N.J.S.A. 52:14B-4(d) expressly provides that no rule is valid unless adopted in substantial compliance with the notice and hearing requirements. There was not so much as a shadow of compliance by the Director with the clearly stated requirements of the Administrative Procedure Act. What he did denied due prcess of law to the three companies here involved.
It is argued in support of the Director's action that the notice represented nothing more than conformance with the Chancery Division's interpretation of the law. As already stated, the trial court was without jurisdiction to pass on the giveaway issue. Moreover, the court could not suggest to or order the Director to act in violation of the Administrative Procedure Act. That the Director knew precisely how he must proceed is indicated by his attempt to amend N.J.A.C. 18:19-14 in 1970. He gave notice at that time in the New Jersey Register of his intention to amend the regulation to control giveaways. 2 N.J.R. 51 (June 4, 1970). The regulation was never adopted because of opposition to the proposal.

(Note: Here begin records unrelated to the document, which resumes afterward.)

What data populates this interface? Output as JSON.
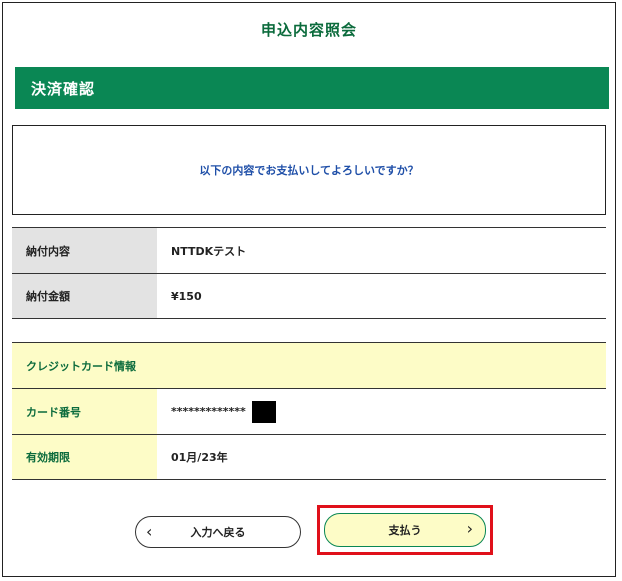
{
  "page": {
    "title": "申込内容照会",
    "section_title": "決済確認",
    "confirm_message": "以下の内容でお支払いしてよろしいですか？"
  },
  "payment_info": {
    "rows": [
      {
        "label": "納付内容",
        "value": "NTTDKテスト"
      },
      {
        "label": "納付金額",
        "value": "¥150"
      }
    ]
  },
  "card_info": {
    "header": "クレジットカード情報",
    "rows": [
      {
        "label": "カード番号",
        "value": "*************"
      },
      {
        "label": "有効期限",
        "value": "01月/23年"
      }
    ]
  },
  "buttons": {
    "back_label": "入力へ戻る",
    "pay_label": "支払う",
    "back_icon": "chevron-left-icon",
    "pay_icon": "chevron-right-icon"
  },
  "colors": {
    "title_green": "#0b6b3c",
    "bar_green": "#0a8754",
    "highlight_red": "#e0101a",
    "label_gray": "#e3e3e3",
    "card_yellow": "#fdfcc7"
  }
}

We conclude that the action taken by the Director on October 2 was invalid.
The injunctive order in Glaser v. Downes is affirmed; the October 2, 1972 order of the Director is set aside as without force and effect.